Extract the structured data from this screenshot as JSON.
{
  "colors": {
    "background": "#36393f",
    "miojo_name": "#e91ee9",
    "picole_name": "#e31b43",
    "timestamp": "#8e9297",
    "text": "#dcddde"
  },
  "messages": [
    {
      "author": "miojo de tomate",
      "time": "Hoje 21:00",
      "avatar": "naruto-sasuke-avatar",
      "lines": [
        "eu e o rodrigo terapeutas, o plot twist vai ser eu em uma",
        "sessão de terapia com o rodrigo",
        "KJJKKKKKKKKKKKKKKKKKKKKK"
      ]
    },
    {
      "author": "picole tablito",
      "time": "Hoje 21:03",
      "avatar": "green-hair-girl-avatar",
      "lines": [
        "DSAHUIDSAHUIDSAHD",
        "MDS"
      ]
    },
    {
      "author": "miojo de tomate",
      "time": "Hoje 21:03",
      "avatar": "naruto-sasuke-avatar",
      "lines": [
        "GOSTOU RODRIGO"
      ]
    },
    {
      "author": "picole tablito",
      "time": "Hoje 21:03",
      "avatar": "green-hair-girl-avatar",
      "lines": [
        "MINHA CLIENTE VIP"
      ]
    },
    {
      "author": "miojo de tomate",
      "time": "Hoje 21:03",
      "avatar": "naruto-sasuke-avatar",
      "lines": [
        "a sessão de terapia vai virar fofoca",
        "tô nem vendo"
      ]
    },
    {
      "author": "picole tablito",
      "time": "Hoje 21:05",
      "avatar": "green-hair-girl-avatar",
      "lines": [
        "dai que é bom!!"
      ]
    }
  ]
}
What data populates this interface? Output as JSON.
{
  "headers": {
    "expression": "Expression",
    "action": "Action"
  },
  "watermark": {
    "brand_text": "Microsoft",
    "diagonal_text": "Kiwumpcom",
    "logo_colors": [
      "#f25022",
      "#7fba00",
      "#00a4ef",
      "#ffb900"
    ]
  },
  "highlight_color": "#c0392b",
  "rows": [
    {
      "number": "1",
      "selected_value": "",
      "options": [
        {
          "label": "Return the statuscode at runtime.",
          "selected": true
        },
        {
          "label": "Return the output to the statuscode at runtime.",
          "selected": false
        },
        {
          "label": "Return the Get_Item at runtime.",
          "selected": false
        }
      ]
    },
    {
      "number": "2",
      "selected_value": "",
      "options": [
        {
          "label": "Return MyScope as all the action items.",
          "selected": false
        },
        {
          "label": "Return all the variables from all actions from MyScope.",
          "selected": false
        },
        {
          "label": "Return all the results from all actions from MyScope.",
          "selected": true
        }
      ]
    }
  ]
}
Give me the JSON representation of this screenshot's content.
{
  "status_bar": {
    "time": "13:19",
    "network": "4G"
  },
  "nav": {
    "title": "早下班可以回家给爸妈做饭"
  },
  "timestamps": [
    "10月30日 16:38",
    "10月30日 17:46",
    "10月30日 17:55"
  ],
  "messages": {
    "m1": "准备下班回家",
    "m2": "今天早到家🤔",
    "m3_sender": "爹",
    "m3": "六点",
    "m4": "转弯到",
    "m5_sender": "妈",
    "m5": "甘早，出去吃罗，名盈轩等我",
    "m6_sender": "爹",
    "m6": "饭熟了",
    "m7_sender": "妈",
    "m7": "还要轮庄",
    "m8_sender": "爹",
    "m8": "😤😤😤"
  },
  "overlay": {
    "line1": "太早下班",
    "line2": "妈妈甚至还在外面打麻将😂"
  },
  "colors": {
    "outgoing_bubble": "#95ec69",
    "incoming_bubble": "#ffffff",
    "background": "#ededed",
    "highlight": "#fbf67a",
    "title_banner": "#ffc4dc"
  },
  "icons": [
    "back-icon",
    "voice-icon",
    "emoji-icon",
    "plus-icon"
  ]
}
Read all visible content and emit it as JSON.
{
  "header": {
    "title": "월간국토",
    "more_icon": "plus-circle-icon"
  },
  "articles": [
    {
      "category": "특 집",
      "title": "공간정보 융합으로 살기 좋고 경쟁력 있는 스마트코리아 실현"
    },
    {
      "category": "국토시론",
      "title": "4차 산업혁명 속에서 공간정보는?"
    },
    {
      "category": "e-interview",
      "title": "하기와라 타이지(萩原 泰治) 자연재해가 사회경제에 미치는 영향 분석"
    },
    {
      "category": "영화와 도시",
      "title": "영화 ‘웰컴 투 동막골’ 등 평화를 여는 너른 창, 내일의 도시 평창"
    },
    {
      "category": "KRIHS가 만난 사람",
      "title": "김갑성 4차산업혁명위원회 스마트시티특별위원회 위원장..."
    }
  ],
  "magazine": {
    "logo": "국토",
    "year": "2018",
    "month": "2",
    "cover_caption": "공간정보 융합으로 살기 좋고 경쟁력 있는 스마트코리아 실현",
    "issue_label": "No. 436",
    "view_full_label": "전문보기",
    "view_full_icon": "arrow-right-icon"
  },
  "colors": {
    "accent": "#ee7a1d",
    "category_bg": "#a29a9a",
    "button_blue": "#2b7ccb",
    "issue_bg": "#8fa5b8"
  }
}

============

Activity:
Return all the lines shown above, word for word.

Solution to this exercise:
Extract the structured data from this screenshot as JSON.
{
  "colors": {
    "background": "#36393f",
    "miojo_name": "#e91ee9",
    "picole_name": "#e31b43",
    "timestamp": "#8e9297",
    "text": "#dcddde"
  },
  "messages": [
    {
      "author": "miojo de tomate",
      "time": "Hoje 21:00",
      "avatar": "naruto-sasuke-avatar",
      "lines": [
        "eu e o rodrigo terapeutas, o plot twist vai ser eu em uma",
        "sessão de terapia com o rodrigo",
        "KJJKKKKKKKKKKKKKKKKKKKKK"
      ]
    },
    {
      "author": "picole tablito",
      "time": "Hoje 21:03",
      "avatar": "green-hair-girl-avatar",
      "lines": [
        "DSAHUIDSAHUIDSAHD",
        "MDS"
      ]
    },
    {
      "author": "miojo de tomate",
      "time": "Hoje 21:03",
      "avatar": "naruto-sasuke-avatar",
      "lines": [
        "GOSTOU RODRIGO"
      ]
    },
    {
      "author": "picole tablito",
      "time": "Hoje 21:03",
      "avatar": "green-hair-girl-avatar",
      "lines": [
        "MINHA CLIENTE VIP"
      ]
    },
    {
      "author": "miojo de tomate",
      "time": "Hoje 21:03",
      "avatar": "naruto-sasuke-avatar",
      "lines": [
        "a sessão de terapia vai virar fofoca",
        "tô nem vendo"
      ]
    },
    {
      "author": "picole tablito",
      "time": "Hoje 21:05",
      "avatar": "green-hair-girl-avatar",
      "lines": [
        "dai que é bom!!"
      ]
    }
  ]
}
What data populates this interface? Output as JSON.
{
  "headers": {
    "expression": "Expression",
    "action": "Action"
  },
  "watermark": {
    "brand_text": "Microsoft",
    "diagonal_text": "Kiwumpcom",
    "logo_colors": [
      "#f25022",
      "#7fba00",
      "#00a4ef",
      "#ffb900"
    ]
  },
  "highlight_color": "#c0392b",
  "rows": [
    {
      "number": "1",
      "selected_value": "",
      "options": [
        {
          "label": "Return the statuscode at runtime.",
          "selected": true
        },
        {
          "label": "Return the output to the statuscode at runtime.",
          "selected": false
        },
        {
          "label": "Return the Get_Item at runtime.",
          "selected": false
        }
      ]
    },
    {
      "number": "2",
      "selected_value": "",
      "options": [
        {
          "label": "Return MyScope as all the action items.",
          "selected": false
        },
        {
          "label": "Return all the variables from all actions from MyScope.",
          "selected": false
        },
        {
          "label": "Return all the results from all actions from MyScope.",
          "selected": true
        }
      ]
    }
  ]
}
Give me the JSON representation of this screenshot's content.
{
  "status_bar": {
    "time": "13:19",
    "network": "4G"
  },
  "nav": {
    "title": "早下班可以回家给爸妈做饭"
  },
  "timestamps": [
    "10月30日 16:38",
    "10月30日 17:46",
    "10月30日 17:55"
  ],
  "messages": {
    "m1": "准备下班回家",
    "m2": "今天早到家🤔",
    "m3_sender": "爹",
    "m3": "六点",
    "m4": "转弯到",
    "m5_sender": "妈",
    "m5": "甘早，出去吃罗，名盈轩等我",
    "m6_sender": "爹",
    "m6": "饭熟了",
    "m7_sender": "妈",
    "m7": "还要轮庄",
    "m8_sender": "爹",
    "m8": "😤😤😤"
  },
  "overlay": {
    "line1": "太早下班",
    "line2": "妈妈甚至还在外面打麻将😂"
  },
  "colors": {
    "outgoing_bubble": "#95ec69",
    "incoming_bubble": "#ffffff",
    "background": "#ededed",
    "highlight": "#fbf67a",
    "title_banner": "#ffc4dc"
  },
  "icons": [
    "back-icon",
    "voice-icon",
    "emoji-icon",
    "plus-icon"
  ]
}
Read all visible content and emit it as JSON.
{
  "header": {
    "title": "월간국토",
    "more_icon": "plus-circle-icon"
  },
  "articles": [
    {
      "category": "특 집",
      "title": "공간정보 융합으로 살기 좋고 경쟁력 있는 스마트코리아 실현"
    },
    {
      "category": "국토시론",
      "title": "4차 산업혁명 속에서 공간정보는?"
    },
    {
      "category": "e-interview",
      "title": "하기와라 타이지(萩原 泰治) 자연재해가 사회경제에 미치는 영향 분석"
    },
    {
      "category": "영화와 도시",
      "title": "영화 ‘웰컴 투 동막골’ 등 평화를 여는 너른 창, 내일의 도시 평창"
    },
    {
      "category": "KRIHS가 만난 사람",
      "title": "김갑성 4차산업혁명위원회 스마트시티특별위원회 위원장..."
    }
  ],
  "magazine": {
    "logo": "국토",
    "year": "2018",
    "month": "2",
    "cover_caption": "공간정보 융합으로 살기 좋고 경쟁력 있는 스마트코리아 실현",
    "issue_label": "No. 436",
    "view_full_label": "전문보기",
    "view_full_icon": "arrow-right-icon"
  },
  "colors": {
    "accent": "#ee7a1d",
    "category_bg": "#a29a9a",
    "button_blue": "#2b7ccb",
    "issue_bg": "#8fa5b8"
  }
}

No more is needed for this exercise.